### WHAT IS NEEDED
Please return the whole listing, character for character.

### GIVEN INFORMATION

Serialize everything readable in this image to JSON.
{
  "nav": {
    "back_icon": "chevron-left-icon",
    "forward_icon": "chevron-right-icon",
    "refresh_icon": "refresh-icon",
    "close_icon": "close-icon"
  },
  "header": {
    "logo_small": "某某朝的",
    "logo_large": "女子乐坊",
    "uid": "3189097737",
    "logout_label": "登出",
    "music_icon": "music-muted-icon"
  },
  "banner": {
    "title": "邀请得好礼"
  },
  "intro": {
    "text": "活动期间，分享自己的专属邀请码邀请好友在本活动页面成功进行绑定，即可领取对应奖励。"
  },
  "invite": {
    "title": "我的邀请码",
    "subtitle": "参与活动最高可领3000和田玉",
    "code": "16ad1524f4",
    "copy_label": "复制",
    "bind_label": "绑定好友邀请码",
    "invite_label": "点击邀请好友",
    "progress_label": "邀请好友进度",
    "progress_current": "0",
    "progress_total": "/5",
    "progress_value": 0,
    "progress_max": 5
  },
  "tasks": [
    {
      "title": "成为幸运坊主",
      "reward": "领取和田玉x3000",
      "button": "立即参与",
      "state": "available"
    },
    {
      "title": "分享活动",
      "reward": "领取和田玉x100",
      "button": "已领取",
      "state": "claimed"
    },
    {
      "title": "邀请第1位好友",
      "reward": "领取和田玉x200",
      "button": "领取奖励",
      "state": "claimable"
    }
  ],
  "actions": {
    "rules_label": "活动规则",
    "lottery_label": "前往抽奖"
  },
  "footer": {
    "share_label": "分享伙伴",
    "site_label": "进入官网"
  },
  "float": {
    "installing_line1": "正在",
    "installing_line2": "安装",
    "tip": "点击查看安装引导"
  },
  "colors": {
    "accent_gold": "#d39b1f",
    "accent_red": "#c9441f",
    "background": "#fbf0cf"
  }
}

### SOLUTION
Serialize everything readable in this image to JSON.
{
  "nav": {
    "back_icon": "chevron-left-icon",
    "forward_icon": "chevron-right-icon",
    "refresh_icon": "refresh-icon",
    "close_icon": "close-icon"
  },
  "header": {
    "logo_small": "某某朝的",
    "logo_large": "女子乐坊",
    "uid": "3189097737",
    "logout_label": "登出",
    "music_icon": "music-muted-icon"
  },
  "banner": {
    "title": "邀请得好礼"
  },
  "intro": {
    "text": "活动期间，分享自己的专属邀请码邀请好友在本活动页面成功进行绑定，即可领取对应奖励。"
  },
  "invite": {
    "title": "我的邀请码",
    "subtitle": "参与活动最高可领3000和田玉",
    "code": "16ad1524f4",
    "copy_label": "复制",
    "bind_label": "绑定好友邀请码",
    "invite_label": "点击邀请好友",
    "progress_label": "邀请好友进度",
    "progress_current": "0",
    "progress_total": "/5",
    "progress_value": 0,
    "progress_max": 5
  },
  "tasks": [
    {
      "title": "成为幸运坊主",
      "reward": "领取和田玉x3000",
      "button": "立即参与",
      "state": "available"
    },
    {
      "title": "分享活动",
      "reward": "领取和田玉x100",
      "button": "已领取",
      "state": "claimed"
    },
    {
      "title": "邀请第1位好友",
      "reward": "领取和田玉x200",
      "button": "领取奖励",
      "state": "claimable"
    }
  ],
  "actions": {
    "rules_label": "活动规则",
    "lottery_label": "前往抽奖"
  },
  "footer": {
    "share_label": "分享伙伴",
    "site_label": "进入官网"
  },
  "float": {
    "installing_line1": "正在",
    "installing_line2": "安装",
    "tip": "点击查看安装引导"
  },
  "colors": {
    "accent_gold": "#d39b1f",
    "accent_red": "#c9441f",
    "background": "#fbf0cf"
  }
}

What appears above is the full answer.